Am I a Level 5 Leader? Or Do I Need to Be the Smartest Guy in the Room?

This morning I read an incredible, mindset-shifting article about marketing by Avinesh Kaushik (read it immediately... after reading this post, that is).  The article had all kinds of implications for the work that I do with my day job. It made me want to evaluate and rethink everything we're doing in our marketing strategy, and I can't wait to start.

A bright person would share the article with key members of the team so they could feel so inspired. But there was this annoying feeling that I couldn't escape. I didn't want to share the article directly with my CEO or anyone else on the team.  Why? Because that would give away my power. If they've read the article too, we're on an equal playing field. I lose my advantage. I'm no longer the smartest person in the room – such a base, stupid, neanderthal emotion of self-interest.

Maybe it's just me, but apparently I have an ego. And it gets hungry and needs to be fed. And the more I feed the ego, the more it grows (so I'm told). It's too easy to let insecurity dictate how we interact with co-workers, bosses, and even clients.

In his popular business tome, Good To Great, Jim Collins describes a level five leader as having a combination of personal humility and professional will.  The professional will part seems easy for most of us. We want to succeed. But if you look at it in the right egocentric light, personal humility appears counter to the objective of professional will. If I want to get ahead, I need to receive the credit for all the things that go right in this company. But it's not about you (thank you Rick Warren). If professional will is applied in a Level 5 Leadership way, it's about the company's success, not your own.

Level 5 leaders channel their ego needs away from themselves and into the larger goal of building a great company.
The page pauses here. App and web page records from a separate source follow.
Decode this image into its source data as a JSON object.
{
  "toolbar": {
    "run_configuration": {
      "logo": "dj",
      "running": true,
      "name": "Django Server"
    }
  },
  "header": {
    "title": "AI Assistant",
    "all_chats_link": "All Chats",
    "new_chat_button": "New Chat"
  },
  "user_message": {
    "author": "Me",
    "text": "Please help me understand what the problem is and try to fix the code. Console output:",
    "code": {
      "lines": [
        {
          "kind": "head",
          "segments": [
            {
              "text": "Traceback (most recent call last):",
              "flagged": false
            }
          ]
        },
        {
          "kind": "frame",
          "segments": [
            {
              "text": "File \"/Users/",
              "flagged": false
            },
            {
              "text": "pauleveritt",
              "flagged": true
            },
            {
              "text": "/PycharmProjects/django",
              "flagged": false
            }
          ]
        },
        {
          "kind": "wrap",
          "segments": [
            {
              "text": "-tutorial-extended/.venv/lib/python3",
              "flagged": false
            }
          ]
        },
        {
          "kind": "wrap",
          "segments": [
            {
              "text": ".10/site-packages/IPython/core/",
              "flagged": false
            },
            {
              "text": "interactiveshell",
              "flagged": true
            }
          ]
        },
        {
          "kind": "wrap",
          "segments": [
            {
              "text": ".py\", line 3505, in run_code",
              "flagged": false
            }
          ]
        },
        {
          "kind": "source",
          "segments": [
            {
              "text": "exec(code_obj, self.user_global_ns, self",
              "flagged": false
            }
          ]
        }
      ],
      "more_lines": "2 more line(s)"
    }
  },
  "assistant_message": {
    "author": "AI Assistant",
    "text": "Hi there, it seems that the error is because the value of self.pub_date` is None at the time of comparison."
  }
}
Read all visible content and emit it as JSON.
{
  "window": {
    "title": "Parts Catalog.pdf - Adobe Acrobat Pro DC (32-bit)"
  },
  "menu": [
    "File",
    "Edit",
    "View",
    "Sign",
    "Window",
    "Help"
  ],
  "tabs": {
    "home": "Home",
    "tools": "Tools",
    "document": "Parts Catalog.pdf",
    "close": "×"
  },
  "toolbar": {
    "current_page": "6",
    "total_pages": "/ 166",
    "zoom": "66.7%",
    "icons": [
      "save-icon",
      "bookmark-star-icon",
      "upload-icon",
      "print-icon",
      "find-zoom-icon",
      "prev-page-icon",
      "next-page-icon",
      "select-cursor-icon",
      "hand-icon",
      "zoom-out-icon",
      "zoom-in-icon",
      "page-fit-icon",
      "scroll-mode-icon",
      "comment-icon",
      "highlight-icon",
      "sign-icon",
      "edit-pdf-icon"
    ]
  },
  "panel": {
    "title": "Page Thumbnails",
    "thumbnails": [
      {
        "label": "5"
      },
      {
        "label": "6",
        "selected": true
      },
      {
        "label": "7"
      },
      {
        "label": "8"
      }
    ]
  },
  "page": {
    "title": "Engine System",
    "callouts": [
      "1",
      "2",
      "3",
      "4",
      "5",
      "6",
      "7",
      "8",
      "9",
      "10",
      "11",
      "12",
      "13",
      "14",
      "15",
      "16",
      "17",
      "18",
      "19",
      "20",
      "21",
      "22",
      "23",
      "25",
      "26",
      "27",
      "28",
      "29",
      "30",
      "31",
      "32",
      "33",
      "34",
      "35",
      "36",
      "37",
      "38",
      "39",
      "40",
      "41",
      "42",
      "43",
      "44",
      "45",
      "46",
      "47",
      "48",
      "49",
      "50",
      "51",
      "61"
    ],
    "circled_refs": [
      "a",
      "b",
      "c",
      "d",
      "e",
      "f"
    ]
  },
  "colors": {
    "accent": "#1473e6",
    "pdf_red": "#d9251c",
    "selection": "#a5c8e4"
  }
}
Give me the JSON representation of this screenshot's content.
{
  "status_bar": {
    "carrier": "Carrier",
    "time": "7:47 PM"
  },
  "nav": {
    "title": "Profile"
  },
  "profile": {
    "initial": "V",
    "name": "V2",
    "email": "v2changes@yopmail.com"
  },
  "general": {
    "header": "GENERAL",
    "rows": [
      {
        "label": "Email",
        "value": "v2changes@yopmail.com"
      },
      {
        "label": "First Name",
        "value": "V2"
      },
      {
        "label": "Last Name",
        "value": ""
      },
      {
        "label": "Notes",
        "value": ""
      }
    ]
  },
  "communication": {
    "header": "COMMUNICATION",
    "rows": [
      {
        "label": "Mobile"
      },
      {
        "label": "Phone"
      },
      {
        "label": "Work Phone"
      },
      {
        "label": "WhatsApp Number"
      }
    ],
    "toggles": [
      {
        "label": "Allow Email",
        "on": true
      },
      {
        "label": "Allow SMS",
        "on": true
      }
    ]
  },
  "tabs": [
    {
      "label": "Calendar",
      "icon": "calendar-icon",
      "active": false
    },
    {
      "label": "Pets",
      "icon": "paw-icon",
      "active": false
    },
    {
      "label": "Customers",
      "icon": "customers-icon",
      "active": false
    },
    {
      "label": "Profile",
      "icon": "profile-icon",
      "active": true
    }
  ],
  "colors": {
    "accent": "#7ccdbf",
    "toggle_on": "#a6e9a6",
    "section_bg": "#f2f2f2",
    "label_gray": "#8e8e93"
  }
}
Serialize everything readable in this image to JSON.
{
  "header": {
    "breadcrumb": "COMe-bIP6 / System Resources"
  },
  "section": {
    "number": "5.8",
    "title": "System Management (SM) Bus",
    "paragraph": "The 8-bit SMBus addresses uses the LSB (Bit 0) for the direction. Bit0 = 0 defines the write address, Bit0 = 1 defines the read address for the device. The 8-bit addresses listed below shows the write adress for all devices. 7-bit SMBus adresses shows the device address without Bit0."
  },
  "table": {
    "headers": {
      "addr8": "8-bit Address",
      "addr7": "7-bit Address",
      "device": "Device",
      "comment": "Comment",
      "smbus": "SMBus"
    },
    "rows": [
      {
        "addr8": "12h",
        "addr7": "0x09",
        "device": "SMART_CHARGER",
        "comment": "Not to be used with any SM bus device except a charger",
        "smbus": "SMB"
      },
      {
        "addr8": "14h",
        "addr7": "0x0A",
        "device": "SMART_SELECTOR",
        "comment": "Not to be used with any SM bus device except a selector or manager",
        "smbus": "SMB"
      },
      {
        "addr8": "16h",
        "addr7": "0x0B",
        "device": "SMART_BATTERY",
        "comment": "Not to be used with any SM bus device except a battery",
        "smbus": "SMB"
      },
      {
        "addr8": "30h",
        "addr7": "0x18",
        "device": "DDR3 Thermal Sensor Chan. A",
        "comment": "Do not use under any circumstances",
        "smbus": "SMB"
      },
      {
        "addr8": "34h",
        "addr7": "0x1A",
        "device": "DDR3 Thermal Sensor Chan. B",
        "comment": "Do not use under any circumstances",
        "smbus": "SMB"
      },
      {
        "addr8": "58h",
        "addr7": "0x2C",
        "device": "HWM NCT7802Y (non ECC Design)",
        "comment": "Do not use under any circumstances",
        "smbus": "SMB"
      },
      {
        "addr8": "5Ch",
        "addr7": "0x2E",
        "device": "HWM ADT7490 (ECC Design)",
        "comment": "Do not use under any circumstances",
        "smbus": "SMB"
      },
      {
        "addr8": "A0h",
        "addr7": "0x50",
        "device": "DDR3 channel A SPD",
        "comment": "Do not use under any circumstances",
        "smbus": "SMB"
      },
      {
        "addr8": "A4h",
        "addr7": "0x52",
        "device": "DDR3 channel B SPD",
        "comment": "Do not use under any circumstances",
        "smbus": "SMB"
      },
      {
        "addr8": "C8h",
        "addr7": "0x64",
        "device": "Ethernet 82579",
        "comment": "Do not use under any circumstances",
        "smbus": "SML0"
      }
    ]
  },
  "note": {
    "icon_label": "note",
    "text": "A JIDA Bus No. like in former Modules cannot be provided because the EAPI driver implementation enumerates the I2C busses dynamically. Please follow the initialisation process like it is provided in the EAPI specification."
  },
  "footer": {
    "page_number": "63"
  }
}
It's not that Level 5 leaders have no ego or self-interest, Indeed, they are incredibly ambitious – but their ambition is first and foremost for the institution, not themselves. (Good to Great, p. 21) 

I know the ego-monster will snap its jaws at me again (probably multiple times today). And if I really want to be the kind of business leader and person that I aspire to be I will have to recognize the monster when I see it, and work to starve it out. Good luck to the rest of you.